» WHAT IS EXPECTED
From the listing below, extract each line containing the string "tegenwoordig".

• • • • • • •

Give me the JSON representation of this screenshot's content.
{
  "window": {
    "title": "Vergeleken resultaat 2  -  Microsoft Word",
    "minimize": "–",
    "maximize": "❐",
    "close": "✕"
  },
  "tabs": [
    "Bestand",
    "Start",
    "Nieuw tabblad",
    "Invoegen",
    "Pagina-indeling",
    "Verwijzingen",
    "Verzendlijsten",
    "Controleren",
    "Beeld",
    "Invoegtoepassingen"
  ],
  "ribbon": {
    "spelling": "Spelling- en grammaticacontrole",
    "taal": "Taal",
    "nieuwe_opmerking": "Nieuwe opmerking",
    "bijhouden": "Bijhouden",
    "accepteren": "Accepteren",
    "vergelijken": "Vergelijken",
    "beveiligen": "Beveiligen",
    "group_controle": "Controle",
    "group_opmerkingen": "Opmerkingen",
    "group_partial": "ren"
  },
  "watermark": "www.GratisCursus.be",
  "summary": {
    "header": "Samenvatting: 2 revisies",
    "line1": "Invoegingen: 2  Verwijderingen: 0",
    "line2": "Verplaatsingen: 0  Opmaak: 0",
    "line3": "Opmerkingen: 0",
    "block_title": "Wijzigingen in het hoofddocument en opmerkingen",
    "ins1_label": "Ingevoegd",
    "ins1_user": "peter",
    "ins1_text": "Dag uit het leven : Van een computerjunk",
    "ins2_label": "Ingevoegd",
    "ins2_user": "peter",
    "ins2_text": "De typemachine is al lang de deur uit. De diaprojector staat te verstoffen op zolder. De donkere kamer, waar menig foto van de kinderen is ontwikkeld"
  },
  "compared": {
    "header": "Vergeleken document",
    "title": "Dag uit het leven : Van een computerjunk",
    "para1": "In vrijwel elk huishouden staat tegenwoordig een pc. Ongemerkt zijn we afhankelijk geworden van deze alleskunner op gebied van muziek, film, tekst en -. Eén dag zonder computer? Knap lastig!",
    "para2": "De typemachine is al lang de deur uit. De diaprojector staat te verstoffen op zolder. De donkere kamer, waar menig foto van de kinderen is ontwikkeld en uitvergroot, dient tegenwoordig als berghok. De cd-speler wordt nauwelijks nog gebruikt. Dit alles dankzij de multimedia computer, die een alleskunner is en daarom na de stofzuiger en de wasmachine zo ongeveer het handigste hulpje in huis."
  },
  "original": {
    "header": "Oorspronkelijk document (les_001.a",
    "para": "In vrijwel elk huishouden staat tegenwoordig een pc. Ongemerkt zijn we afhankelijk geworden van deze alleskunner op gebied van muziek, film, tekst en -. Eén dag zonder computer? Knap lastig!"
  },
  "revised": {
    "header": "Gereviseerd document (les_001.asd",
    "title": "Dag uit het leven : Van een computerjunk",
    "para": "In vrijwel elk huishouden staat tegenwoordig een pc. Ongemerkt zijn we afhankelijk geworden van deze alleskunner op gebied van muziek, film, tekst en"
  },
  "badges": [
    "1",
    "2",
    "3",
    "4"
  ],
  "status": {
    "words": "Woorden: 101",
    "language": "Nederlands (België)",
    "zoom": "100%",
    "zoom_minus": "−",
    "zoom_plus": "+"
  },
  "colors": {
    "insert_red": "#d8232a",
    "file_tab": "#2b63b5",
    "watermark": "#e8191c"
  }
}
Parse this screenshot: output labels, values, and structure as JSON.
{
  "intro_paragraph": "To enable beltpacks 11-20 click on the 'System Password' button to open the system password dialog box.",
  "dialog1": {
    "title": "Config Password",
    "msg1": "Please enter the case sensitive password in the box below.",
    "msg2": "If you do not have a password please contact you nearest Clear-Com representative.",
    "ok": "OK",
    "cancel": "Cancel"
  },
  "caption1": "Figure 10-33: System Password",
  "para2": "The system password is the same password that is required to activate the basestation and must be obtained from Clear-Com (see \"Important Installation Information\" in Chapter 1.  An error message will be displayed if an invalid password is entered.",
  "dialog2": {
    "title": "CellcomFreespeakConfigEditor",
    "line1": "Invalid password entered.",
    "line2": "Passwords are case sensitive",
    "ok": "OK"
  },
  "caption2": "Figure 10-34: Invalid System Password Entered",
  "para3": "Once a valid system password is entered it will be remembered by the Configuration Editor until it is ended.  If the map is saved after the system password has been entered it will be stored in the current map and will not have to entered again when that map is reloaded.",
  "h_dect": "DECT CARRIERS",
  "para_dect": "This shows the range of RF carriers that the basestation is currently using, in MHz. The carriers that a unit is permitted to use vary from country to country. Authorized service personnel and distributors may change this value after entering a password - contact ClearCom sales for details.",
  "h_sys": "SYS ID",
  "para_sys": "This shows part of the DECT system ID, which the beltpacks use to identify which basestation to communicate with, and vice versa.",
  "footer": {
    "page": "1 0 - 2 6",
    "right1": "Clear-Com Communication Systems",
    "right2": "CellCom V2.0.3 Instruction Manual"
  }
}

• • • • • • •

» RESPONSE TO THIS EXERCISE
    "para1": "In vrijwel elk huishouden staat tegenwoordig een pc. Ongemerkt zijn we afhankelijk geworden van deze alleskunner op gebied van muziek, film, tekst en -. Eén dag zonder computer? Knap lastig!",
    "para2": "De typemachine is al lang de deur uit. De diaprojector staat te verstoffen op zolder. De donkere kamer, waar menig foto van de kinderen is ontwikkeld en uitvergroot, dient tegenwoordig als berghok. De cd-speler wordt nauwelijks nog gebruikt. Dit alles dankzij de multimedia computer, die een alleskunner is en daarom na de stofzuiger en de wasmachine zo ongeveer het handigste hulpje in huis."
    "para": "In vrijwel elk huishouden staat tegenwoordig een pc. Ongemerkt zijn we afhankelijk geworden van deze alleskunner op gebied van muziek, film, tekst en -. Eén dag zonder computer? Knap lastig!"
    "para": "In vrijwel elk huishouden staat tegenwoordig een pc. Ongemerkt zijn we afhankelijk geworden van deze alleskunner op gebied van muziek, film, tekst en"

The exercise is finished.